Website and app data records:

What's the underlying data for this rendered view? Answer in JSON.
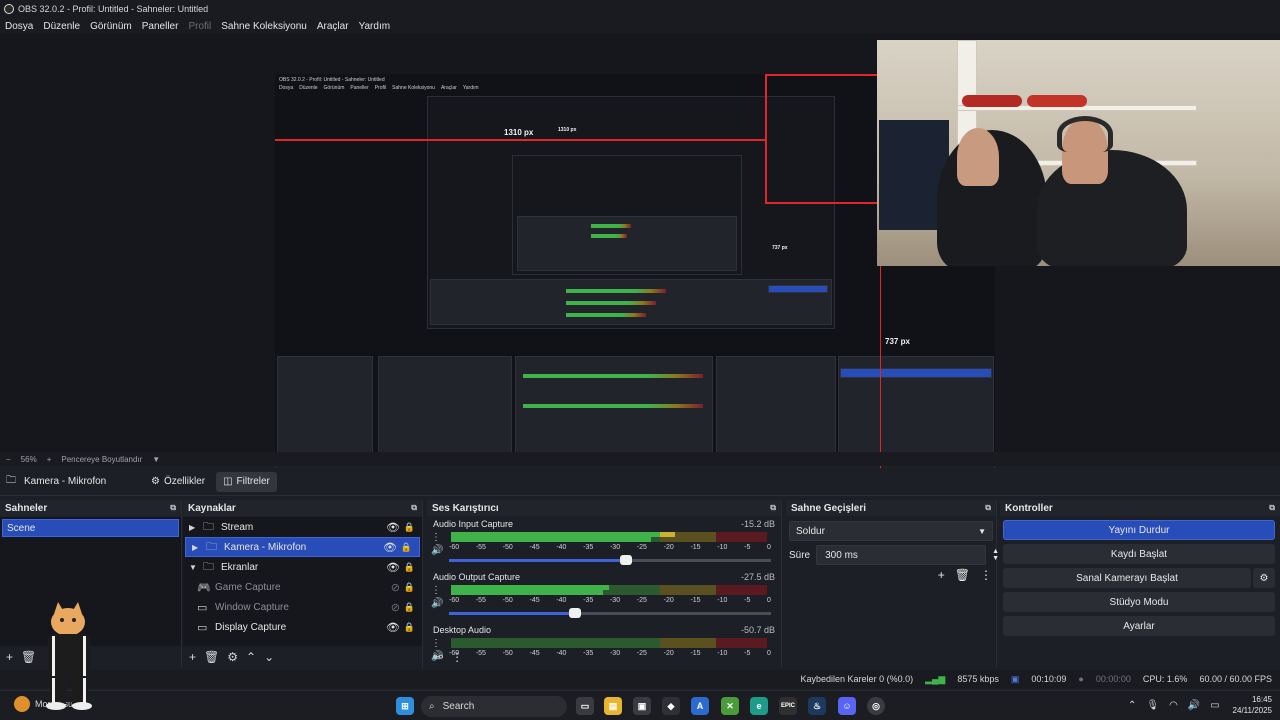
{
  "window": {
    "title": "OBS 32.0.2 - Profil: Untitled - Sahneler: Untitled"
  },
  "menu": [
    "Dosya",
    "Düzenle",
    "Görünüm",
    "Paneller",
    "Profil",
    "Sahne Koleksiyonu",
    "Araçlar",
    "Yardım"
  ],
  "menu_disabled": "Profil",
  "preview": {
    "measure_width": "1310 px",
    "measure_width_small": "1310 px",
    "measure_height": "737 px",
    "measure_height_small": "737 px",
    "mini_title": "OBS 32.0.2 - Profil: Untitled - Sahneler: Untitled",
    "mini_menu": [
      "Dosya",
      "Düzenle",
      "Görünüm",
      "Paneller",
      "Profil",
      "Sahne Koleksiyonu",
      "Araçlar",
      "Yardım"
    ],
    "zoom": "56%",
    "fit_label": "Pencereye Boyutlandır"
  },
  "context_bar": {
    "source": "Kamera - Mikrofon",
    "properties": "Özellikler",
    "filters": "Filtreler"
  },
  "scenes": {
    "title": "Sahneler",
    "items": [
      "Scene"
    ]
  },
  "sources": {
    "title": "Kaynaklar",
    "items": [
      {
        "label": "Stream",
        "type": "folder",
        "arrow": "▶",
        "visible": true,
        "selected": false,
        "dim": false
      },
      {
        "label": "Kamera - Mikrofon",
        "type": "folder",
        "arrow": "▶",
        "visible": true,
        "selected": true,
        "dim": false
      },
      {
        "label": "Ekranlar",
        "type": "folder",
        "arrow": "▼",
        "visible": true,
        "selected": false,
        "dim": false
      },
      {
        "label": "Game Capture",
        "type": "game",
        "arrow": "",
        "visible": false,
        "selected": false,
        "dim": true
      },
      {
        "label": "Window Capture",
        "type": "window",
        "arrow": "",
        "visible": false,
        "selected": false,
        "dim": true
      },
      {
        "label": "Display Capture",
        "type": "display",
        "arrow": "",
        "visible": true,
        "selected": false,
        "dim": false
      }
    ]
  },
  "mixer": {
    "title": "Ses Karıştırıcı",
    "ticks": [
      "-60",
      "-55",
      "-50",
      "-45",
      "-40",
      "-35",
      "-30",
      "-25",
      "-20",
      "-15",
      "-10",
      "-5",
      "0"
    ],
    "channels": [
      {
        "name": "Audio Input Capture",
        "db": "-15.2 dB",
        "level": 0.71,
        "volume": 0.55
      },
      {
        "name": "Audio Output Capture",
        "db": "-27.5 dB",
        "level": 0.5,
        "volume": 0.39
      },
      {
        "name": "Desktop Audio",
        "db": "-50.7 dB",
        "level": 0.0,
        "volume": 0.0
      }
    ]
  },
  "transitions": {
    "title": "Sahne Geçişleri",
    "selected": "Soldur",
    "duration_label": "Süre",
    "duration_value": "300 ms"
  },
  "controls": {
    "title": "Kontroller",
    "stop_stream": "Yayını Durdur",
    "start_recording": "Kaydı Başlat",
    "virtual_camera": "Sanal Kamerayı Başlat",
    "studio_mode": "Stüdyo Modu",
    "settings": "Ayarlar"
  },
  "status": {
    "dropped_frames": "Kaybedilen Kareler 0 (%0.0)",
    "bitrate": "8575 kbps",
    "stream_time": "00:10:09",
    "record_time": "00:00:00",
    "cpu": "CPU: 1.6%",
    "fps": "60.00 / 60.00 FPS"
  },
  "taskbar": {
    "search": "Search",
    "time": "16:45",
    "date": "24/11/2025",
    "weather": "Mostly sunny"
  },
  "colors": {
    "accent": "#284cb8",
    "meter_green": "#3fb24a",
    "meter_yellow": "#8a7a21",
    "meter_red": "#7e1f28",
    "measure_line": "#e02626"
  }
}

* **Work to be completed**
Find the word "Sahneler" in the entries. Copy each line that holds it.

* **Expected answer**
    "title": "OBS 32.0.2 - Profil: Untitled - Sahneler: Untitled"
    "mini_title": "OBS 32.0.2 - Profil: Untitled - Sahneler: Untitled",
    "title": "Sahneler",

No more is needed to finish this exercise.